Mwanza is a port city on the shore of Lake Victoria, in north-western Tanzania. It is the busiest and second largest city after Dar Es Salaam. Since it is located on Lake Victoria, the fishing industry is an important part of the economy. On the lake itself you can see the beautiful Bismarck Rock in the water; a very impressive scene. The Bismarck Rock is Mwanza’s icon and is a precariously balanced boulder atop the lovely jumble of rocks in the lake next to the Kamanga ferry pier. Hence Mwanza’s nickname “Rock City”.
In Mwanza’s town center are colonial buildings like the crumbling hilltop Dr. Robert Koch’s House. The 1935 Indian Public Library, mosques and Hindu temples reflect Indian influence. And the Makoroboi area is full of shops.
Mwanza is surrounded by hills strewn with enormous boulders. Despite its rapidly rising skyline, Mwanza manages to retain a casual feel. In addition to being a stop on the way to Rubondo Island National Park, Mwanza is a great starting or finishing point to or from safaris through the Serengeti.
Lake Victoria surrounding Mwanza
Lake Victoria was named after Queen Victoria by the explorer John Hanning Speke and with a surface area of approximately 59,947 km², Lake Victoria is Africa’s largest lake by area, the world’s largest tropical lake, and the world’s second largest fresh water lake by surface area. The lake has a maximum depth of between 80 and 84 metres. The lake includes many species of fish that appear nowhere else, especially cichlids. Invasive fish, such as the Nile perch, have driven many endemic species to extinction.

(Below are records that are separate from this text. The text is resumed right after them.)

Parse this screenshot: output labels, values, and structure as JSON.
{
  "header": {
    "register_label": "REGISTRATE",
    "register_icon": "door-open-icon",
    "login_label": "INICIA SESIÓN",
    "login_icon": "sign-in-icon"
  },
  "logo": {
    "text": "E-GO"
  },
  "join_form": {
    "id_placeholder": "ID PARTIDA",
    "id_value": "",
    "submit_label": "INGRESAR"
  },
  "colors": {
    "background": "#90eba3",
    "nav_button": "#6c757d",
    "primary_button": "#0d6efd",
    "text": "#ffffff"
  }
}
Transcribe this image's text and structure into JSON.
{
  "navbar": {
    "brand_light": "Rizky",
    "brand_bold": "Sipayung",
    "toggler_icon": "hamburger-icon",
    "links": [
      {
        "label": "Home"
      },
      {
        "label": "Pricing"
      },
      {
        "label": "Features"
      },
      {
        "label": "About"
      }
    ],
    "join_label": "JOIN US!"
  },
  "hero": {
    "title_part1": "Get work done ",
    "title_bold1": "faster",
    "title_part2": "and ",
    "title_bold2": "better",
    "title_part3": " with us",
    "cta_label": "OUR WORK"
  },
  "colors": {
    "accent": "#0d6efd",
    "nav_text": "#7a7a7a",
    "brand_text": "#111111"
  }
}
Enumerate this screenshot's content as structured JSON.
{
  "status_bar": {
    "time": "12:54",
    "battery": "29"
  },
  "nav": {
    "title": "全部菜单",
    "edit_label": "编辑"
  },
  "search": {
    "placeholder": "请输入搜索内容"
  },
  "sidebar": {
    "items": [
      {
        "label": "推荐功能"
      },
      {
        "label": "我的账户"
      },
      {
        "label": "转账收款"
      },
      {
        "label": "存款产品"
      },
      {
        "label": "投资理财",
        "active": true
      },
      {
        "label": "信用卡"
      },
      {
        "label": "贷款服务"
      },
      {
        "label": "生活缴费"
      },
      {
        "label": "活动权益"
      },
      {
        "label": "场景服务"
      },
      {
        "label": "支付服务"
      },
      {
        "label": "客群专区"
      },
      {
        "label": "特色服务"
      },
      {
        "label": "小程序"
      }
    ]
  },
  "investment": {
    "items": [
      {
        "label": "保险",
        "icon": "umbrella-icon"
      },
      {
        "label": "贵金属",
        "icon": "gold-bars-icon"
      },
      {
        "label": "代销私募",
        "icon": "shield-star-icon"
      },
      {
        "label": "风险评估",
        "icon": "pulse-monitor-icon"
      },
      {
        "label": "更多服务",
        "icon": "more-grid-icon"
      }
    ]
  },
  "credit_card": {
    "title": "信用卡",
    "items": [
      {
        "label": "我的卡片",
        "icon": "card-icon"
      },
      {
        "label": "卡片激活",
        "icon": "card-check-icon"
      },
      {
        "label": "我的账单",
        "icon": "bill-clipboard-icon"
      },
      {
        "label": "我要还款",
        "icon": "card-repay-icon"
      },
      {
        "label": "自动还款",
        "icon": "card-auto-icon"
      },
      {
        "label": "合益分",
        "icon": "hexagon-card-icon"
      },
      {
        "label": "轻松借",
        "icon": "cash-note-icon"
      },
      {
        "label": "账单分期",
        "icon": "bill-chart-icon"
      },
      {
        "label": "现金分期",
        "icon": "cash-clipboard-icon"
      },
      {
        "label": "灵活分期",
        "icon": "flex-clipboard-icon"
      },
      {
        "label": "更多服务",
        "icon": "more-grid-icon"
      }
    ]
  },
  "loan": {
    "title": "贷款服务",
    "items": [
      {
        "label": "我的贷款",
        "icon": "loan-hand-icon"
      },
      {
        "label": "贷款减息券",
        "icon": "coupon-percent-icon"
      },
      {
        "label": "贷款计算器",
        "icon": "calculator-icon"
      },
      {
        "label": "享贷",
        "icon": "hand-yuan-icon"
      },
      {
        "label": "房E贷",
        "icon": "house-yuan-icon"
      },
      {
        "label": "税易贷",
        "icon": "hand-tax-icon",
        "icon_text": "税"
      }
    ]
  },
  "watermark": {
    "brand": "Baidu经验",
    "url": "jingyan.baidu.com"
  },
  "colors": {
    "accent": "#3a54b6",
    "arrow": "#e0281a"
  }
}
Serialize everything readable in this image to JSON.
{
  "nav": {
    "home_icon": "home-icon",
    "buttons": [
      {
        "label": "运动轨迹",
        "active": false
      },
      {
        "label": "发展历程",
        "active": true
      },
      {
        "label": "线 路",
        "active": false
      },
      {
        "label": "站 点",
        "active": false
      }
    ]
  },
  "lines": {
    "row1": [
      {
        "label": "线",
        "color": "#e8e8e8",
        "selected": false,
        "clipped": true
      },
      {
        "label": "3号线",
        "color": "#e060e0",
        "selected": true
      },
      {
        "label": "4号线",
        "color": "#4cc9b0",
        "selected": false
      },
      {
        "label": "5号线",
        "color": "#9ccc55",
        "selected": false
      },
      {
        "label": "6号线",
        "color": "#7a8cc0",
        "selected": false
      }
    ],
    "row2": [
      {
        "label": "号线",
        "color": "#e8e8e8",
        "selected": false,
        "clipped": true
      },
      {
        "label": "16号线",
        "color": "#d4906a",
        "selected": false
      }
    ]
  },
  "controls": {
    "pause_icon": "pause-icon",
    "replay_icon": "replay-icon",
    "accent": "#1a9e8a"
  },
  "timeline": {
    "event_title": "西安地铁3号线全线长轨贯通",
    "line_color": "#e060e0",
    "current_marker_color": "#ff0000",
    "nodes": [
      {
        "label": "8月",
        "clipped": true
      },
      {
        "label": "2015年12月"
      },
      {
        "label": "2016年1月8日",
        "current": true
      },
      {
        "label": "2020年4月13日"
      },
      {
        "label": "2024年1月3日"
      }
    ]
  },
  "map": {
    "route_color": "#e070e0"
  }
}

On Lake Victoria are two island national parks: Rubondo Island National Park and Saanane Island National Park.